* Assignment: Only a number is wanted: how many lines in these records contain the word "color"?

* Data:

________

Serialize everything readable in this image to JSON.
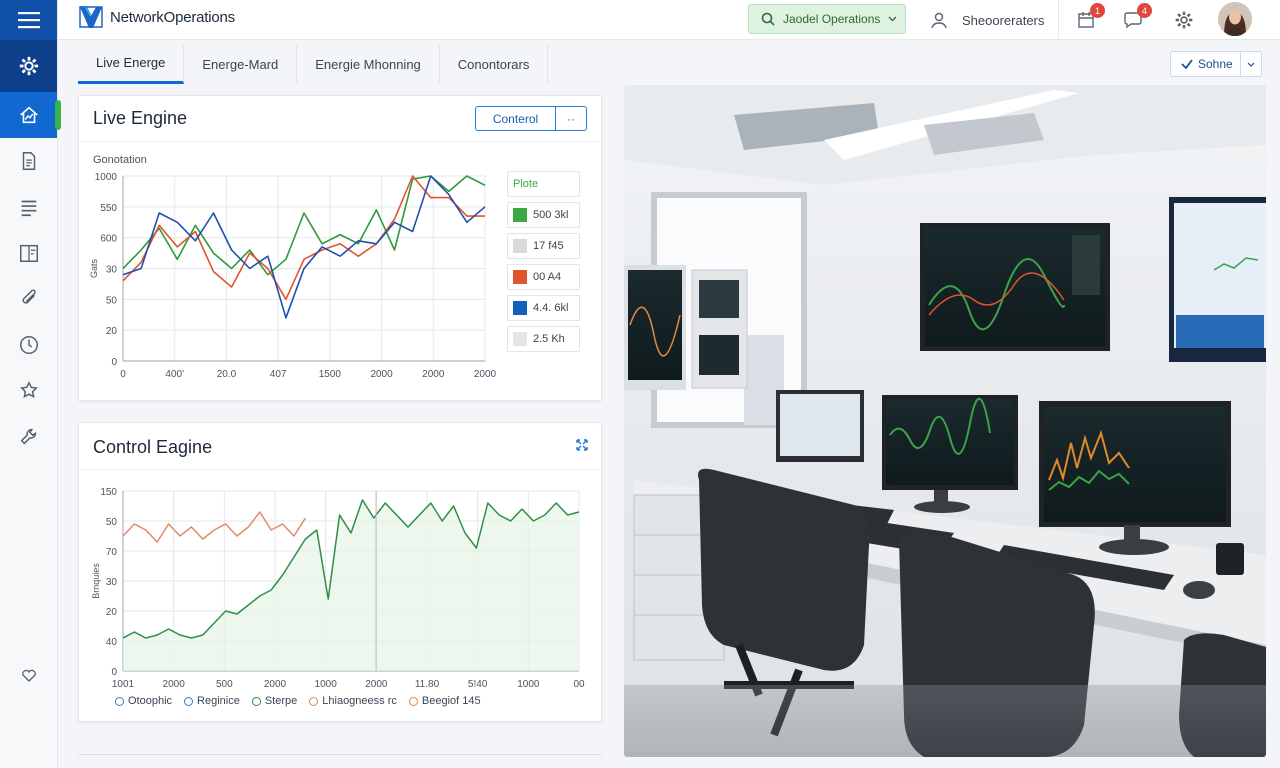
{
  "brand": {
    "name": "NetworkOperations"
  },
  "topbar": {
    "status_label": "Jaodel Operations",
    "user_label": "Sheooreraters",
    "notif_badge_1": "1",
    "notif_badge_2": "4"
  },
  "tabs": [
    {
      "label": "Live Energe"
    },
    {
      "label": "Energe-Mard"
    },
    {
      "label": "Energie Mhonning"
    },
    {
      "label": "Conontorars"
    }
  ],
  "share": {
    "label": "Sohne"
  },
  "live_card": {
    "title": "Live Engine",
    "control_label": "Conterol",
    "control_more": "··",
    "subtitle": "Gonotation",
    "legend": [
      {
        "label": "Plote",
        "color": ""
      },
      {
        "label": "500 3kl",
        "color": "#3aa845"
      },
      {
        "label": "17 f45",
        "color": "#d9dadc"
      },
      {
        "label": "00 A4",
        "color": "#e2542e"
      },
      {
        "label": "4.4. 6kl",
        "color": "#1560bd"
      },
      {
        "label": "2.5 Kh",
        "color": "#e3e4e6"
      }
    ]
  },
  "control_card": {
    "title": "Control Eagine",
    "expand_icon": "expand-icon",
    "legend": [
      {
        "label": "Otoophic"
      },
      {
        "label": "Reginice"
      },
      {
        "label": "Sterpe"
      },
      {
        "label": "Lhiaogneess rc"
      },
      {
        "label": "Beegiof 145"
      }
    ]
  },
  "chart_data": [
    {
      "type": "line",
      "title": "Live Engine",
      "subtitle": "Gonotation",
      "x_tick_labels": [
        "0",
        "400'",
        "20.0",
        "407",
        "1500",
        "2000",
        "2000",
        "2000"
      ],
      "y_tick_labels": [
        "0",
        "20",
        "50",
        "30",
        "600",
        "550",
        "1000"
      ],
      "y_label": "Gats",
      "ylim": [
        0,
        6
      ],
      "grid": true,
      "series": [
        {
          "color": "#2f9a3a",
          "values": [
            3.0,
            3.6,
            4.3,
            3.3,
            4.4,
            3.5,
            3.0,
            3.6,
            2.8,
            3.3,
            4.8,
            3.8,
            4.1,
            3.8,
            4.9,
            3.6,
            5.9,
            6.0,
            5.5,
            6.3,
            5.7
          ]
        },
        {
          "color": "#e2542e",
          "values": [
            2.6,
            3.2,
            4.4,
            3.7,
            4.2,
            2.9,
            2.4,
            3.5,
            3.0,
            2.0,
            3.3,
            3.6,
            3.8,
            3.4,
            3.8,
            4.6,
            6.0,
            5.3,
            5.3,
            4.7,
            4.7
          ]
        },
        {
          "color": "#1f4fb0",
          "values": [
            2.8,
            3.0,
            4.8,
            4.5,
            3.9,
            4.8,
            3.6,
            3.0,
            3.4,
            1.4,
            3.0,
            3.7,
            3.4,
            3.9,
            3.8,
            4.5,
            4.2,
            7.7,
            5.4,
            4.5,
            5.0
          ]
        }
      ]
    },
    {
      "type": "area",
      "title": "Control Eagine",
      "x_tick_labels": [
        "1001",
        "2000",
        "500",
        "2000",
        "1000",
        "2000",
        "11.80",
        "5!40",
        "1000",
        "00"
      ],
      "y_tick_labels": [
        "0",
        "40",
        "20",
        "30",
        "70",
        "50",
        "150"
      ],
      "y_label": "Brnquies",
      "ylim": [
        0,
        6
      ],
      "grid": true,
      "series": [
        {
          "color": "#2f8f45",
          "values": [
            1.1,
            1.3,
            1.1,
            1.2,
            1.4,
            1.2,
            1.1,
            1.2,
            1.6,
            2.0,
            1.9,
            2.2,
            2.5,
            2.7,
            3.2,
            3.8,
            4.4,
            4.7,
            2.4,
            5.2,
            4.6,
            5.7,
            5.1,
            5.6,
            5.2,
            4.8,
            5.2,
            5.6,
            5.0,
            5.5,
            4.6,
            4.1,
            5.6,
            5.2,
            5.0,
            5.4,
            5.0,
            5.2,
            5.6,
            5.2,
            5.3
          ]
        },
        {
          "color": "#e08a6a",
          "values": [
            4.5,
            4.9,
            4.7,
            4.3,
            4.9,
            4.5,
            4.8,
            4.4,
            4.7,
            4.9,
            4.5,
            4.8,
            5.3,
            4.7,
            4.9,
            4.5,
            5.1
          ]
        }
      ]
    }
  ]
}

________

* Exercise answer: 11